### EXERCISE REQUIREMENTS
Give every line from the entries that contains "Export".

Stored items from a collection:
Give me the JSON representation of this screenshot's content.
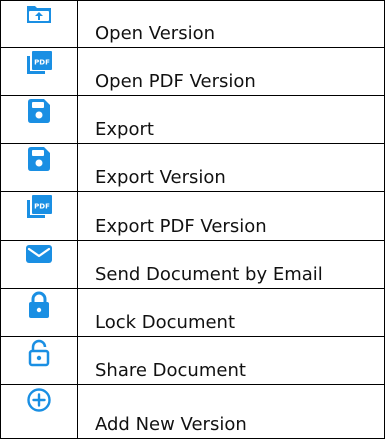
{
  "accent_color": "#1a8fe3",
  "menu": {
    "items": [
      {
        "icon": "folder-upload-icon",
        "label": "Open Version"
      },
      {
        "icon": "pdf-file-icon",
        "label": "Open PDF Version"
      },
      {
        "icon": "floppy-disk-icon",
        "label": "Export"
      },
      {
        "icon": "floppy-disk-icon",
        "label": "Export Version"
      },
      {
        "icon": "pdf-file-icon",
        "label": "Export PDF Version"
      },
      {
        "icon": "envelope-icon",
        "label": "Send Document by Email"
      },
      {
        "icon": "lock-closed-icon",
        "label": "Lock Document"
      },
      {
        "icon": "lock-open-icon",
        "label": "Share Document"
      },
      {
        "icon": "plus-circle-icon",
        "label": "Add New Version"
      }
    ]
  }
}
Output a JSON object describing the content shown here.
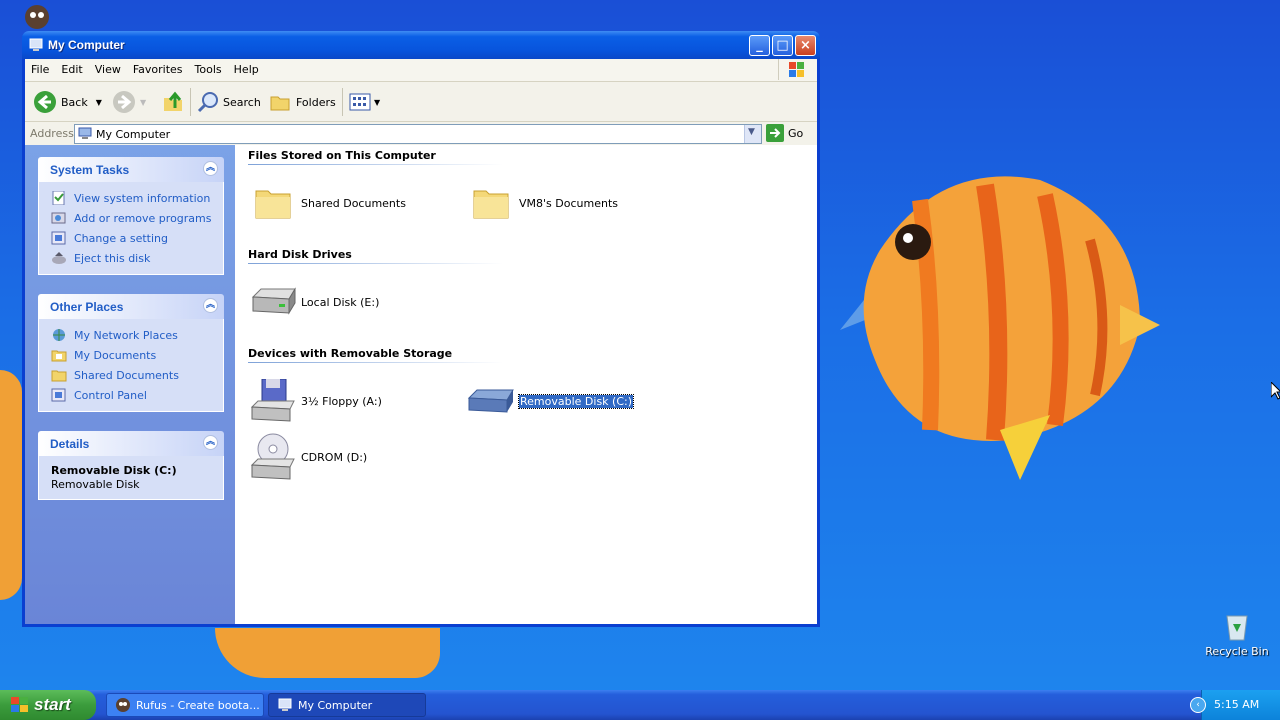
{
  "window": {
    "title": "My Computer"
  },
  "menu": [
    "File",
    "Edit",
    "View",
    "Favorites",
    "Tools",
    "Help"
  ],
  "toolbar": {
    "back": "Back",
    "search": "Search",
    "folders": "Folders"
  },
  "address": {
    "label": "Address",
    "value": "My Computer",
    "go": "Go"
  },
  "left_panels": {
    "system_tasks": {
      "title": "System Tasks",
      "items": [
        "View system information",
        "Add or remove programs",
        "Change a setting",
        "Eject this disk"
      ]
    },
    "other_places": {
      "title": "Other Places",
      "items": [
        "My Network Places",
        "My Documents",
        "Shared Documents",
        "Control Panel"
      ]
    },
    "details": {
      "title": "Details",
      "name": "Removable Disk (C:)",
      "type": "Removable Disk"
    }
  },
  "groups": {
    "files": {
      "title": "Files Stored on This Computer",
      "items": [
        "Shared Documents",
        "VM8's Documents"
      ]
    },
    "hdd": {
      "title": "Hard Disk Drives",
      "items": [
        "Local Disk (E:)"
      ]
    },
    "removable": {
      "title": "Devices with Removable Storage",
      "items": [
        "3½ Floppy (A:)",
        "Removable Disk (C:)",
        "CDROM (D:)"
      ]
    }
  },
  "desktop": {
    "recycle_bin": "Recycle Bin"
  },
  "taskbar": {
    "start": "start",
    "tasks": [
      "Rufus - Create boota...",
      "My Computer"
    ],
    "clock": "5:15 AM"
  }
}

### WRITTEN ANSWER
        "label": "Export"
        "label": "Export Version"
        "label": "Export PDF Version"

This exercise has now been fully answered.